Body mass index, often referred to as BMI, is a measure of body fat based on height and weight. Using BMI calculations, adults fall into one of many weight categories ranging from underweight to obese. And these categories can have serious implications for health, as obese patients face significantly higher risk of heart disease and other chronic disease. But just how accurate are BMI results?
In their most recent statement published in the American Heart Association journal Circulation, experts outline the pros and cons of using BMI as a tool for assessing health. Authors also highlight the limitations of using BMI calculations on minorities, as they already face higher risk of heart disease than other populations.
The good news is that BMI is a fast and simple way to determine whether a person is at a healthy weight. In under a minute, doctors can determine whether a patient is underweight, normal, overweight or obese. Based on results, doctors may also recommend weight loss through exercise and a healthy diet. BMI is also extremely cost-efficient, as calculations only take into account gender, height and weight.
But as experts explain, BMI may be too simple. Since muscle weighs more than fat, BMI isn’t accurate in patients with extreme amounts of muscle. And this can cause unnecessary concern or a faulty sense of security for many adults.
For example, a fit person with dense muscle could be categorized as overweight based on BMI. Overweight is typically associated with greater risk of heart disease, but in this case the adult is likely fit and healthy. Similarly, a patient with hardly any muscle may think they’re healthy because have a “normal” BMI. However, the fact that this person doesn’t exercise and has a high level of fat is not favorable when it comes to heart health.
That’s why authors highlight the importance of using waist circumference to assess weight.
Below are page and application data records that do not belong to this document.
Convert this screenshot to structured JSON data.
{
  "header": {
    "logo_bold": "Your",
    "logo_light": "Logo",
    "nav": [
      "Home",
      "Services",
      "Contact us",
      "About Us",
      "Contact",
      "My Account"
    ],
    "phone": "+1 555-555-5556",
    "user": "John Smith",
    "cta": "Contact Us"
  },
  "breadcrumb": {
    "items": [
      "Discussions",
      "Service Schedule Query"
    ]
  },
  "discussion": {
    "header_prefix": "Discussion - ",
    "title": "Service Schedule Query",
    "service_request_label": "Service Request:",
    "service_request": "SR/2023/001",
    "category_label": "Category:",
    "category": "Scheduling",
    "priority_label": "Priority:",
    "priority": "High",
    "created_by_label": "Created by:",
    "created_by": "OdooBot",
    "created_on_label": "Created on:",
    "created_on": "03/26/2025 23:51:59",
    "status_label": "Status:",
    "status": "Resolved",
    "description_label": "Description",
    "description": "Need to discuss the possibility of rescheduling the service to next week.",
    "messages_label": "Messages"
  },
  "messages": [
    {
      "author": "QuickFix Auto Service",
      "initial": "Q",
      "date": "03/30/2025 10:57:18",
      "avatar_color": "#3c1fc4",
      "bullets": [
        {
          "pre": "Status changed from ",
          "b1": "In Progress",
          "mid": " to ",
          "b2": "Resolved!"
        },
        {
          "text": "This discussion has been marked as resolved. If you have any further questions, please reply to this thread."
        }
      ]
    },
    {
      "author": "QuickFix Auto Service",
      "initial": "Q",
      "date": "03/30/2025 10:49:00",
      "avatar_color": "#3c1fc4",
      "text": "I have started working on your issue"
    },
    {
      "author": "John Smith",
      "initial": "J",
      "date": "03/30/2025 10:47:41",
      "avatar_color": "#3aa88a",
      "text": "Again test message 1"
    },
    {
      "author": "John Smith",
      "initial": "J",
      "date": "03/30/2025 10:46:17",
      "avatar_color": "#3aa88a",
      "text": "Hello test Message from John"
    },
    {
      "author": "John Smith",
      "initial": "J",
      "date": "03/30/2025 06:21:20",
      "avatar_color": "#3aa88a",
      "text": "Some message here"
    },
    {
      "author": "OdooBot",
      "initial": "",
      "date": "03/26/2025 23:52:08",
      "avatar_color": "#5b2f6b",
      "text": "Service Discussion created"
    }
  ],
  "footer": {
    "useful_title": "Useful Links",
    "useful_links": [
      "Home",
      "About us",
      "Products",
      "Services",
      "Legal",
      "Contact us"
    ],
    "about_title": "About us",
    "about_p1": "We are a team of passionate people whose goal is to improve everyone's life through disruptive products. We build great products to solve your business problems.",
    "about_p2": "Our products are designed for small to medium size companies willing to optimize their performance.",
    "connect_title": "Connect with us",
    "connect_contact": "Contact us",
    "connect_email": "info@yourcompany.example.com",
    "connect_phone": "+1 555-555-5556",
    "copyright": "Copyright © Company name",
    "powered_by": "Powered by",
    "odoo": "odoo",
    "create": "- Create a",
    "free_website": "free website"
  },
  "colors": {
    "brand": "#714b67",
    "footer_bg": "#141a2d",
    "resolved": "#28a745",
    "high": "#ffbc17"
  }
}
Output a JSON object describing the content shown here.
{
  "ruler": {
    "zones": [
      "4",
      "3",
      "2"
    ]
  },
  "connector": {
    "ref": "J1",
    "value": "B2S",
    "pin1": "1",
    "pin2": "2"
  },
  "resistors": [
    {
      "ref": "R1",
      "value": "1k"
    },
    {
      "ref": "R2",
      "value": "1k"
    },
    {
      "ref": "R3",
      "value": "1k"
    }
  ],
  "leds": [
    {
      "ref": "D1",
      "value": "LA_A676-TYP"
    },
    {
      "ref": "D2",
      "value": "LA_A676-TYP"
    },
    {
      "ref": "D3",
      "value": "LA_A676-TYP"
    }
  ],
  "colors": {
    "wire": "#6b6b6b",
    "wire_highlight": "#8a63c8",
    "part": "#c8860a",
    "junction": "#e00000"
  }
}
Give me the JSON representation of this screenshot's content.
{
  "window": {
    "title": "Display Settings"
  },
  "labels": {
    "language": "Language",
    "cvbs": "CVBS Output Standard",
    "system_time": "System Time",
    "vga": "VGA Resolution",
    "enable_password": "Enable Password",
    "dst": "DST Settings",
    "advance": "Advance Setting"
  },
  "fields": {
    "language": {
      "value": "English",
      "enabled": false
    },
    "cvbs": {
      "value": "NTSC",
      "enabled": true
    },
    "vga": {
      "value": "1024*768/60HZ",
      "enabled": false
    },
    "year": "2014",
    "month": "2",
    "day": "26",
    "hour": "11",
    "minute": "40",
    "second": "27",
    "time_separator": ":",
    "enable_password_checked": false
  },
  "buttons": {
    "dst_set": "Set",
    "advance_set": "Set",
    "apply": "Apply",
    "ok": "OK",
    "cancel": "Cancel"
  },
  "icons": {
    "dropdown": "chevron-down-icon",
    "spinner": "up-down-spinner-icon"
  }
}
Carrying excess fat around the stomach has been shown to have a negative impact on heart health. So measuring abdominal fat may be more meaningful than calculating body mass index, alone.
Taking into account the type of body fat may also help predict a patient’s risk for heart disease. There are two important types of belly fat – subcutaneous and visceral. Subcutaneous fat is the fat that lies directly under the skin, while visceral fat lies deep within the abdomen surrounding the body’s organs. Research suggests that deep belly fat is more harmful than superficial fat, linking visceral fat to serious health problems like heart disease and diabetes. Testing the type of body fat a patient may have can help further assess their weight and overall health.
Finally, experts encourage providers to exercise caution when using tests to estimate cardiovascular risk in minorities. Regardless of weight, minorities already face greater risk of heart disease than whites. Obesity rates and cardiovascular risk also vary by race and ethnicity. So as authors suggest, it’s important to take as many factors into account as possible when assessing body fat and its impact on overall health. There are many factors that impact cardiovascular risk, such as age, race, weight and cholesterol, and addressing any risk factors can go a long way in improving cardiovascular health.